The first one is to have quicklook open up xml documents. To me it seems to be quite an oversight not to have that.

The second is a little more involved. I would like to be able to add stationary documents to my contextual menu. What I envision is the right click on the mouse (in the Finder) giving me a list of possible documents to create in the selected Finder window. This list of documents would be constructed from document I put in a folder somewhere, in the “Contextual Menu Items” folder for example.

Microsoft Office 2008

Two interesting reviews of Microsoft Office 2008 for the Mac, one from Paul Thurrott and the other from MacInTouch.I have also had a peek at the software and it looks pretty good.

I have not upgraded my version of Microsoft Office for a while and I think I will do it this time.

MacWorld has finally wrapped up

MacWorld has finally wrapped up, and now that the heady excitement of Steve Jobs’ keynote has passed, here is my 2 cent’s worth on that was announced.

To me, by far the most interesting announcement is the AppleTV take 2.0. I don’t think there was any value on buying movies online, the prices were no better than buying the actual DVD, the quality was not there and all the extras were missing.

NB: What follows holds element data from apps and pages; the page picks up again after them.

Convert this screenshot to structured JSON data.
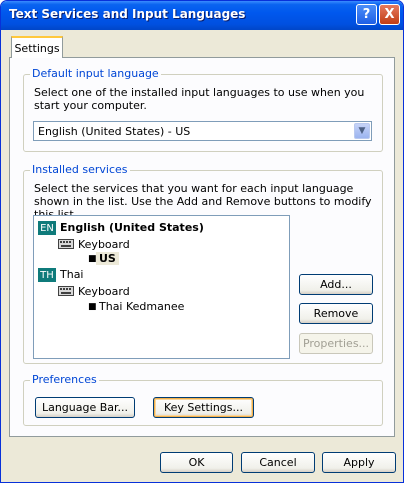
{
  "window": {
    "title": "Text Services and Input Languages",
    "help_label": "?",
    "close_label": "X"
  },
  "tabs": [
    {
      "label": "Settings",
      "selected": true
    }
  ],
  "default_input": {
    "group_title": "Default input language",
    "description": "Select one of the installed input languages to use when you start your computer.",
    "selected_value": "English (United States) - US"
  },
  "installed_services": {
    "group_title": "Installed services",
    "description": "Select the services that you want for each input language shown in the list. Use the Add and Remove buttons to modify this list.",
    "languages": [
      {
        "badge": "EN",
        "name": "English (United States)",
        "service": "Keyboard",
        "layout": "US"
      },
      {
        "badge": "TH",
        "name": "Thai",
        "service": "Keyboard",
        "layout": "Thai Kedmanee"
      }
    ],
    "buttons": {
      "add": "Add...",
      "remove": "Remove",
      "properties": "Properties..."
    }
  },
  "preferences": {
    "group_title": "Preferences",
    "language_bar": "Language Bar...",
    "key_settings": "Key Settings..."
  },
  "footer": {
    "ok": "OK",
    "cancel": "Cancel",
    "apply": "Apply"
  },
  "colors": {
    "accent": "#0046D5",
    "badge": "#0F7B7B",
    "titlebar": "#0058EE"
  }
}
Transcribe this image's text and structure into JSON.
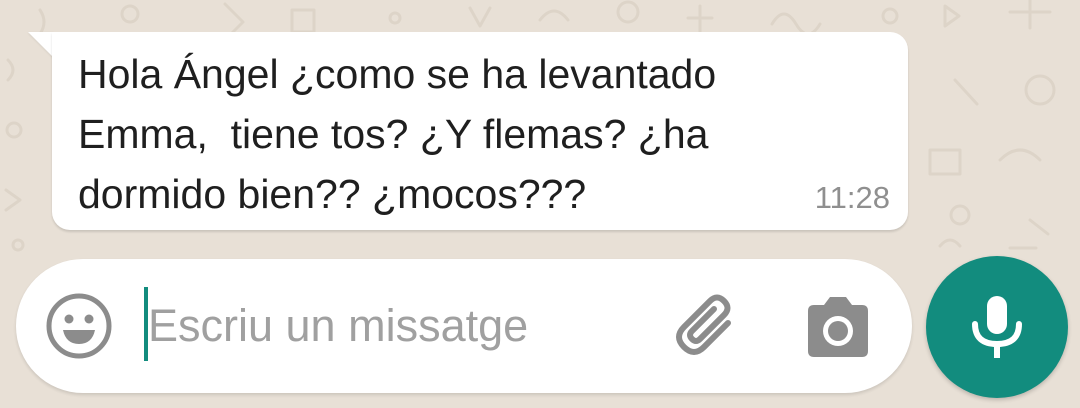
{
  "chat": {
    "message": {
      "text": "Hola Ángel ¿como se ha levantado\nEmma,  tiene tos? ¿Y flemas? ¿ha\ndormido bien?? ¿mocos???",
      "time": "11:28",
      "direction": "incoming"
    }
  },
  "composer": {
    "placeholder": "Escriu un missatge",
    "value": "",
    "icons": {
      "emoji": "emoji-icon",
      "attach": "paperclip-icon",
      "camera": "camera-icon",
      "mic": "microphone-icon"
    }
  },
  "colors": {
    "wallpaper": "#e8e0d6",
    "bubble": "#ffffff",
    "accent": "#128c7e",
    "timestamp": "#8f8f8f",
    "placeholder": "#a0a0a0",
    "icon": "#8c8c8c"
  }
}
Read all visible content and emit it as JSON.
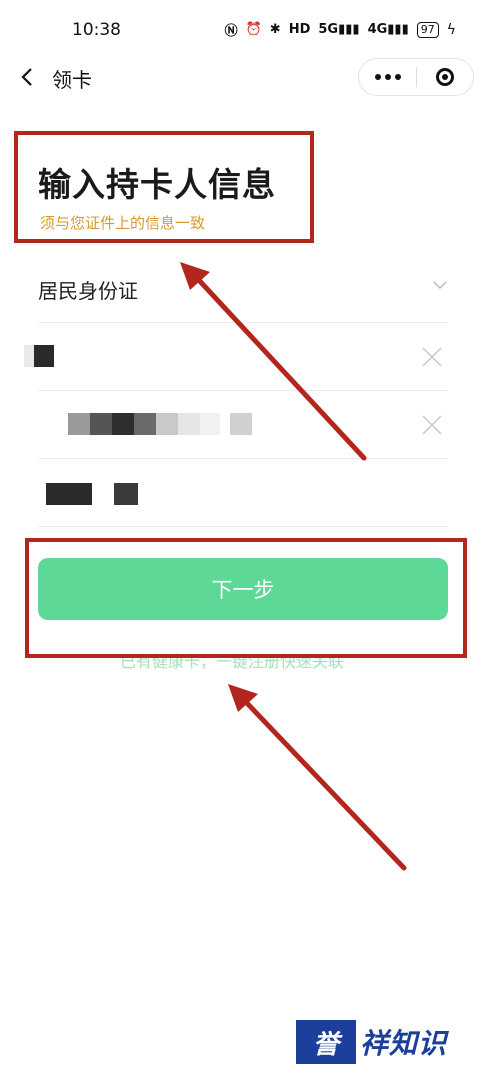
{
  "status_bar": {
    "time": "10:38",
    "battery": "97",
    "net1": "5G",
    "net2": "4G",
    "hd": "HD"
  },
  "nav": {
    "title": "领卡"
  },
  "header": {
    "title": "输入持卡人信息",
    "subtitle": "须与您证件上的信息一致"
  },
  "form": {
    "id_type": "居民身份证"
  },
  "actions": {
    "next_label": "下一步",
    "link_text": "已有健康卡，一键注册快速关联"
  },
  "watermark": {
    "text": "誉祥知识"
  },
  "colors": {
    "button": "#5ed896",
    "subtitle": "#d99a2b",
    "annotation": "#b3261e",
    "brand": "#1d3f9c"
  }
}
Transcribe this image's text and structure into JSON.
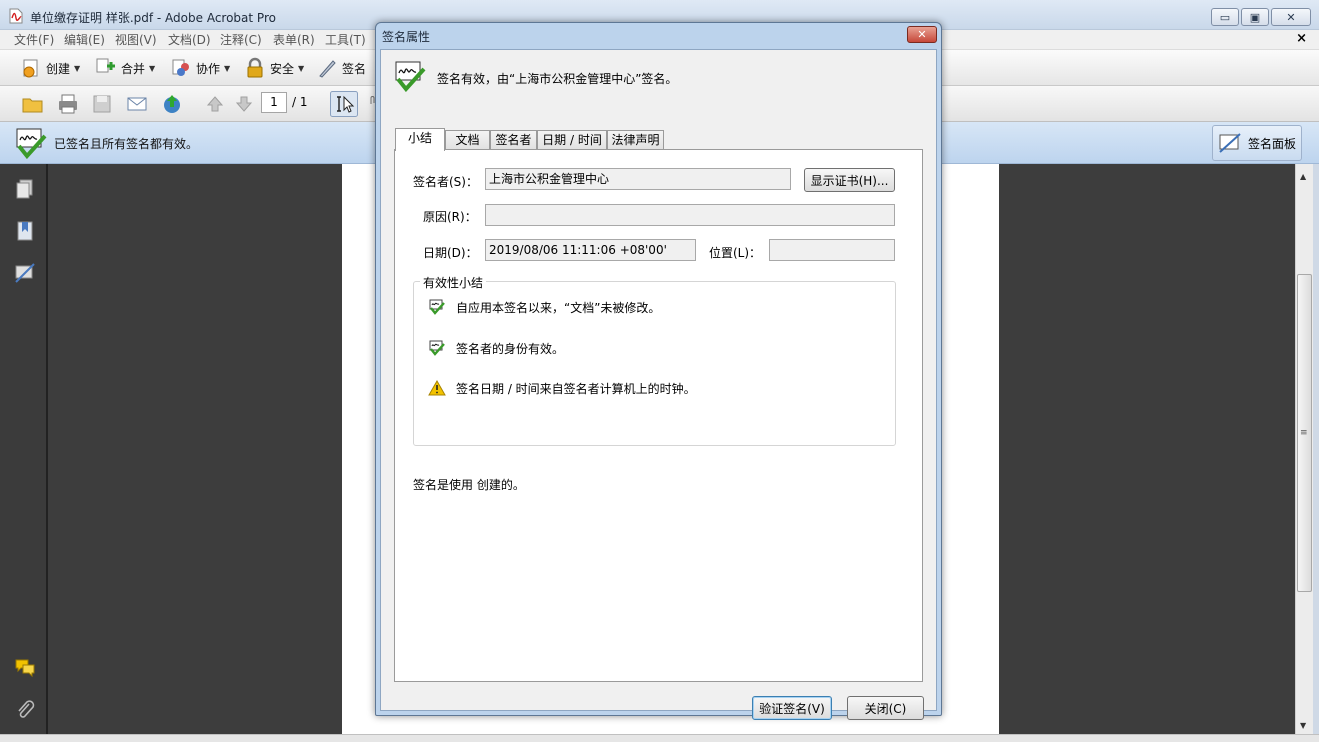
{
  "window": {
    "title": "单位缴存证明 样张.pdf - Adobe Acrobat Pro",
    "minimize_label": "▭",
    "maximize_label": "▣",
    "close_label": "✕"
  },
  "menu": {
    "items": [
      "文件(F)",
      "编辑(E)",
      "视图(V)",
      "文档(D)",
      "注释(C)",
      "表单(R)",
      "工具(T)"
    ],
    "doc_close": "×"
  },
  "toolbar": {
    "create": "创建",
    "combine": "合并",
    "collaborate": "协作",
    "secure": "安全",
    "sign": "签名"
  },
  "nav": {
    "page_current": "1",
    "page_total": "/ 1"
  },
  "signature_bar": {
    "message": "已签名且所有签名都有效。",
    "panel_button": "签名面板"
  },
  "dialog": {
    "title": "签名属性",
    "close_label": "✕",
    "header": "签名有效，由“上海市公积金管理中心”签名。",
    "tabs": [
      "小结",
      "文档",
      "签名者",
      "日期 / 时间",
      "法律声明"
    ],
    "signer_label": "签名者(S)：",
    "signer_value": "上海市公积金管理中心",
    "show_cert_button": "显示证书(H)...",
    "reason_label": "原因(R)：",
    "reason_value": "",
    "date_label": "日期(D)：",
    "date_value": "2019/08/06 11:11:06 +08'00'",
    "location_label": "位置(L)：",
    "location_value": "",
    "validity_group": "有效性小结",
    "validity_items": [
      "自应用本签名以来，“文档”未被修改。",
      "签名者的身份有效。",
      "签名日期 / 时间来自签名者计算机上的时钟。"
    ],
    "created_with": "签名是使用  创建的。",
    "validate_button": "验证签名(V)",
    "close_button": "关闭(C)"
  },
  "colors": {
    "valid_green": "#3a9a2a",
    "warning_yellow": "#f2c200",
    "sigbar_blue": "#c8dbf0",
    "doc_dark": "#3d3d3d"
  }
}
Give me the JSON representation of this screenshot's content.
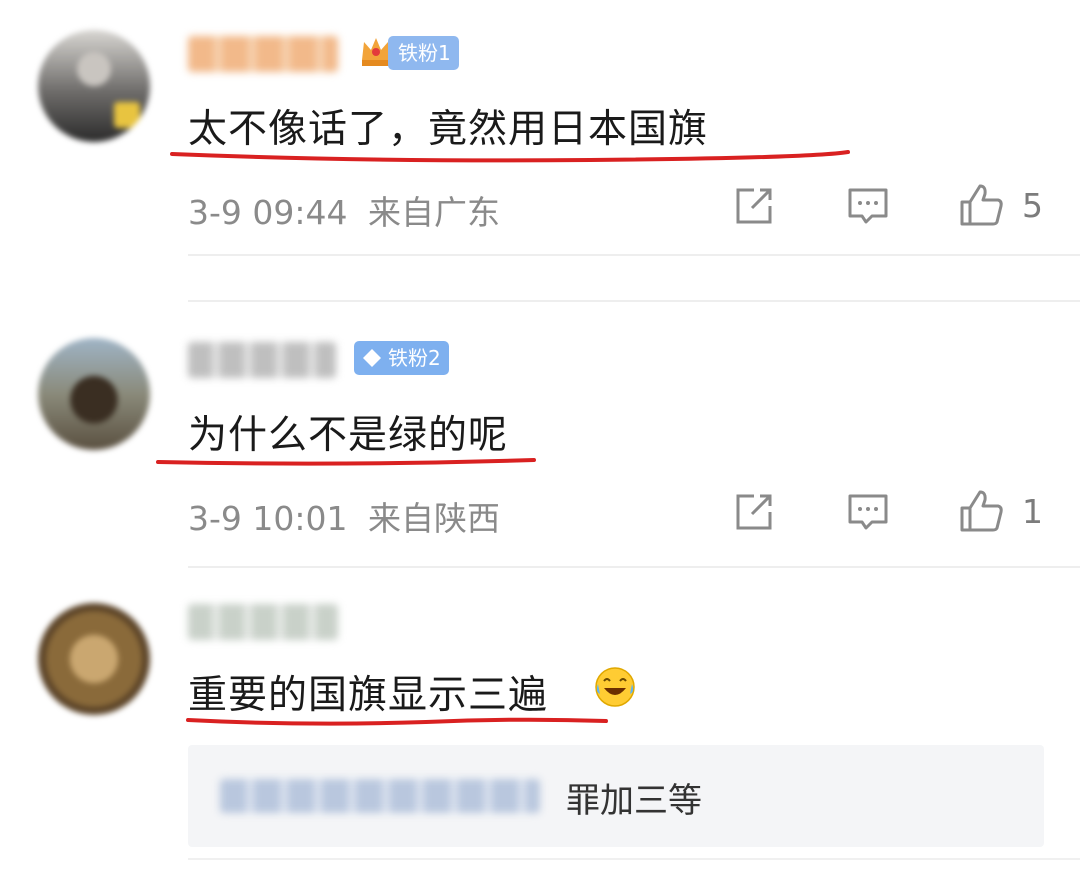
{
  "comments": [
    {
      "badge": "铁粉1",
      "text": "太不像话了，竟然用日本国旗",
      "time": "3-9 09:44",
      "location": "来自广东",
      "likes": "5"
    },
    {
      "badge": "铁粉2",
      "text": "为什么不是绿的呢",
      "time": "3-9 10:01",
      "location": "来自陕西",
      "likes": "1"
    },
    {
      "text": "重要的国旗显示三遍",
      "emoji": "laugh-cry-emoji",
      "reply": {
        "text": "罪加三等"
      }
    }
  ],
  "icons": [
    "share-icon",
    "comment-icon",
    "like-icon",
    "crown-icon",
    "diamond-icon"
  ],
  "colors": {
    "underline": "#d92121",
    "badge": "#8fb8ef",
    "meta": "#8a8a8a"
  }
}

There just wasn’t any value for the consumer and it showed in the number of AppleTVs sold and probably in the number of movies sold. Going for a rental model makes much more sense (as we can see from all the other rental options out there). I think the price is competitive, and we shall have to see what the quality looks like. One wrinkle though, I wonder how much of a long tail there will be. I don’t watch the bulk of new releases and I tend to rent from the long tail. If those movies are not made available, I am not likely to cancel my netflix account anytime soon.

The second most interesting announcement is the MacBook Air. I have not seen one in person, but I think it looks very attractive. Lots has been written about the compromises that had to be made to build it, but to me it is very attractive for a number of reasons. I already have a MacBook Pro, I only use wireless networking, I don’t usually have more than 50GB of data on it, and I hardly ever use the internal DVD drive, all it is is a mobile extension of my MacPro. So I am in the target demographic for the MacBook Air. While I probably won’t be buying one just yet, I will likely be doing so when I come to replace my MacBook Pro.

The third most interesting announcement is Time Capsule . I think integrating a drive directly into the Airport Express Base Station makes a lot of sense, and I think that this would make a very good, simple, backup device for the home. However for the prosumer I think it falls a little short. While the USB port is still there, it is too slow for attaching any kind of respectable storage. What I would have liked to see is either a Firewire 800 port, or an eSATA port, so I would connect a storage appliance to it.

More on “The Database Column vs. MapReduce”

Greg Linden has published an interesting analysis of the column in The Database Column comparing MapReduce with DBMSs.

Most relevantly, he notes:

The most compelling part of the post for me is their argument that some algorithms require random access to data, something that is not well supported by GFS, and it is not always easy or efficient to restructure those algorithms primarily to do sequential scans.

Which I would fully agree with. If you require random access to data, MapReduce is not likely to be the best tool to use and they realize that.

Singapore contest

The state of Singapore is organizing a contest, with a $100,000 prize, to develop a search engine.

I think it will take more than that to get anyone serious involved, maybe a prize of $1,000,000 or more.

Not so Interesting Items

I am getting some pretty weird stuff in the “Interesting Items” section of my Google search history.

Sometimes I only get one related search along with a very odd list of related pages. Right now I am getting a very odd stuff in both lists.

I wonder what is going on there…